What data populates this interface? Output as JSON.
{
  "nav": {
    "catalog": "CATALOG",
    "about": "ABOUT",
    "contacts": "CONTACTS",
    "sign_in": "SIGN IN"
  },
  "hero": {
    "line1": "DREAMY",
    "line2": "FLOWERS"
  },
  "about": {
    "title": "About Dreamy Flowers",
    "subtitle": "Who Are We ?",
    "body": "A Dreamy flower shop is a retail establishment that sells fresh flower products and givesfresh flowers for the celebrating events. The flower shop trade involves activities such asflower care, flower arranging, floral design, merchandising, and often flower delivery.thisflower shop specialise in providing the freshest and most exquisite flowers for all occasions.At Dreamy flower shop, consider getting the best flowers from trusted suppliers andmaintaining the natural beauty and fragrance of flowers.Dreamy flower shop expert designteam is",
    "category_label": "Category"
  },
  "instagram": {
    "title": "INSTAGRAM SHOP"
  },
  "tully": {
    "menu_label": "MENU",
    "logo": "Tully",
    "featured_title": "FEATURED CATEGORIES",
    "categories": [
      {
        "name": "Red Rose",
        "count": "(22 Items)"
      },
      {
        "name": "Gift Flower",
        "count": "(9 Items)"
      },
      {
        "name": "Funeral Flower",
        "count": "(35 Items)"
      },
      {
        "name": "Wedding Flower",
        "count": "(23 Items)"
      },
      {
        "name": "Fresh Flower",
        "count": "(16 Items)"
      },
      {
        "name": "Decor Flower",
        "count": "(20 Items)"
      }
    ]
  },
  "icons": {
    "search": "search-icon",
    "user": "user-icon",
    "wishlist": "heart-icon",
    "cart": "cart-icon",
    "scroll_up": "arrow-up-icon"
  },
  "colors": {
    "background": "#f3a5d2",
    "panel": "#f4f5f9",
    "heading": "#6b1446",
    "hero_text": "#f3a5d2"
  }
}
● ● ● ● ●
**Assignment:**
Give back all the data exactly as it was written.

**Answer area:**
What data populates this interface? Output as JSON.
{
  "nav": {
    "catalog": "CATALOG",
    "about": "ABOUT",
    "contacts": "CONTACTS",
    "sign_in": "SIGN IN"
  },
  "hero": {
    "line1": "DREAMY",
    "line2": "FLOWERS"
  },
  "about": {
    "title": "About Dreamy Flowers",
    "subtitle": "Who Are We ?",
    "body": "A Dreamy flower shop is a retail establishment that sells fresh flower products and givesfresh flowers for the celebrating events. The flower shop trade involves activities such asflower care, flower arranging, floral design, merchandising, and often flower delivery.thisflower shop specialise in providing the freshest and most exquisite flowers for all occasions.At Dreamy flower shop, consider getting the best flowers from trusted suppliers andmaintaining the natural beauty and fragrance of flowers.Dreamy flower shop expert designteam is",
    "category_label": "Category"
  },
  "instagram": {
    "title": "INSTAGRAM SHOP"
  },
  "tully": {
    "menu_label": "MENU",
    "logo": "Tully",
    "featured_title": "FEATURED CATEGORIES",
    "categories": [
      {
        "name": "Red Rose",
        "count": "(22 Items)"
      },
      {
        "name": "Gift Flower",
        "count": "(9 Items)"
      },
      {
        "name": "Funeral Flower",
        "count": "(35 Items)"
      },
      {
        "name": "Wedding Flower",
        "count": "(23 Items)"
      },
      {
        "name": "Fresh Flower",
        "count": "(16 Items)"
      },
      {
        "name": "Decor Flower",
        "count": "(20 Items)"
      }
    ]
  },
  "icons": {
    "search": "search-icon",
    "user": "user-icon",
    "wishlist": "heart-icon",
    "cart": "cart-icon",
    "scroll_up": "arrow-up-icon"
  },
  "colors": {
    "background": "#f3a5d2",
    "panel": "#f4f5f9",
    "heading": "#6b1446",
    "hero_text": "#f3a5d2"
  }
}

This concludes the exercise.